Give the records below again exactly, and exclude each picture.
┄┄┄┄┄┄┄┄┄┄
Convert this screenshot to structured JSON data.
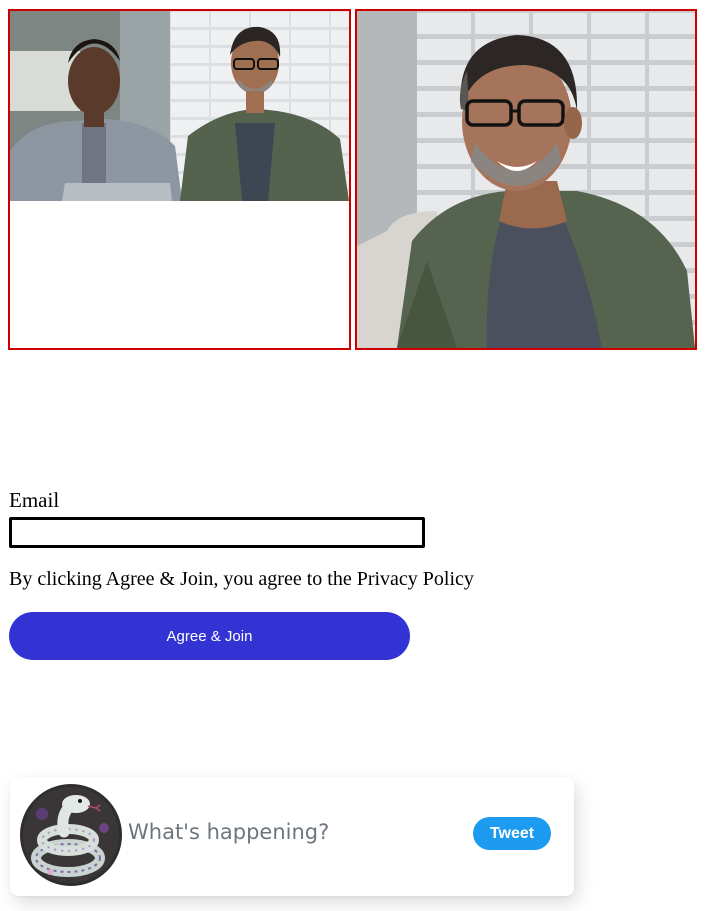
{
  "gallery": {
    "photos": [
      {
        "description": "two men seated side by side in a bright office"
      },
      {
        "description": "smiling man with glasses in a green blazer"
      }
    ],
    "frame_color": "#cc0000"
  },
  "signup": {
    "email_label": "Email",
    "email_value": "",
    "consent_text": "By clicking Agree & Join, you agree to the Privacy Policy",
    "agree_button_label": "Agree & Join",
    "button_color": "#3333d4"
  },
  "composer": {
    "placeholder": "What's happening?",
    "tweet_button_label": "Tweet",
    "button_color": "#1d9bf0",
    "avatar_icon": "snake-avatar-icon"
  }
}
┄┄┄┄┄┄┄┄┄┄
_WRITTEN REPLY_
Convert this screenshot to structured JSON data.
{
  "gallery": {
    "photos": [
      {
        "description": "two men seated side by side in a bright office"
      },
      {
        "description": "smiling man with glasses in a green blazer"
      }
    ],
    "frame_color": "#cc0000"
  },
  "signup": {
    "email_label": "Email",
    "email_value": "",
    "consent_text": "By clicking Agree & Join, you agree to the Privacy Policy",
    "agree_button_label": "Agree & Join",
    "button_color": "#3333d4"
  },
  "composer": {
    "placeholder": "What's happening?",
    "tweet_button_label": "Tweet",
    "button_color": "#1d9bf0",
    "avatar_icon": "snake-avatar-icon"
  }
}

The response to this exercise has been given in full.